25 July 2014 – This week a UK science minister visited one of our pioneering seaweed projects, where industry and academia are working together to turn research in to a marketable business.
The science minister at the Department for Environment, Food and Rural Affairs (Defra), Lord de Mauley, went to a project site on Loch Fyne where government and industry funding of almost £0.5m is being used by researchers and food producers to see if it is commercially reasonable to farm seaweed in tanks on land for the food market.
At the Loch Fyne site, SAMS and industry partners Mara Seaweed and Otter Ferry Seafish Ltd are developing ways to farm edible seaweed on a scale to match increasing commercial demand.

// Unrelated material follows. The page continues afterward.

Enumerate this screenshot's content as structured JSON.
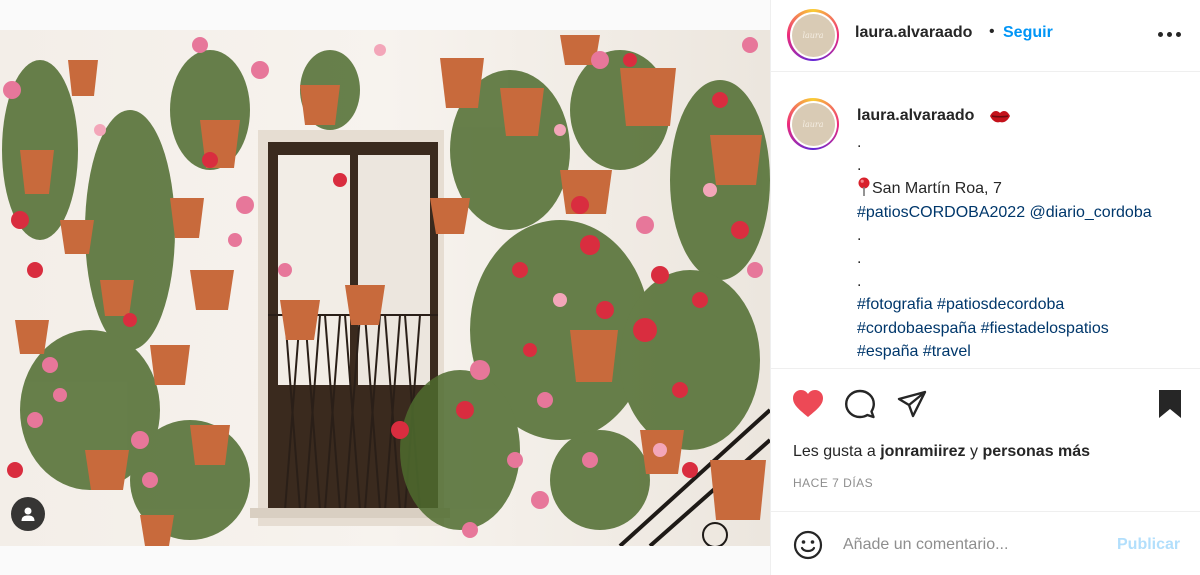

The project called S3EED (Seaweed as a Solution for Sustainable Economic and Environmental Development) aims to create reliable year-round production of four native seaweed species (Ulva lactuca, Palmaria palmata, Chondrus crispus and Osmundea pinnatifida) for which there is renewed and increasing interest in UK as food products.
"It was great to visit Loch Fyne to see funding from the UK Government's Agri-Tech Strategy bringing industry and academia together to turn an innovative idea into a commercial reality,” said Lord de Mauley.
In Asia, where seaweed is a mainstay of diet, demand has created the world’s largest aquaculture industry, but in UK and Europe use of seaweed for food has only recently begun to grow beyond waning traditional customs.
Lead scientist on the S3EED project Dr Adam Hughes said: “The S3EEDs project is really exciting, a true collaboration between industry and academia, where we are able to translate our research directly into commercial benefit for the companies involved. It’s brilliant seeing the seaweed growth improve month on month knowing that this is the as a result of the application of our science.”
The business-academia partnership is made up of SAMS, a global leader in seaweed cultivation research; Edinburgh-based Mara Seaweed, the UK’s leading producer of seaweed food products; and Otter Ferry Seafish Ltd, an established aquaculture firm and recent winner of BBC Radio 4’s Food and Farming Award.
Mara Seaweed’s founder Fiona Houston said: "Mara wants to develop a farmed supply of seaweeds that we are currently harvesting from the wild so that we can expand and bring new premium food products to market. We are really pleased to be working in partnership with two aquaculture experts, the Scottish Association for Marine Science, and Otter Ferry Seafish, who are helping us turn our commercial goal into a reality."
The project is is funded through the Technology Strategy Board's Agri-Tech Catalyst
Eleven projects involving businesses and universities across Scotland have received a £4m share of £11m funding from government and industry to develop their innovative business ideas.
Further details on the Agri-Tech Catalyst projects are available here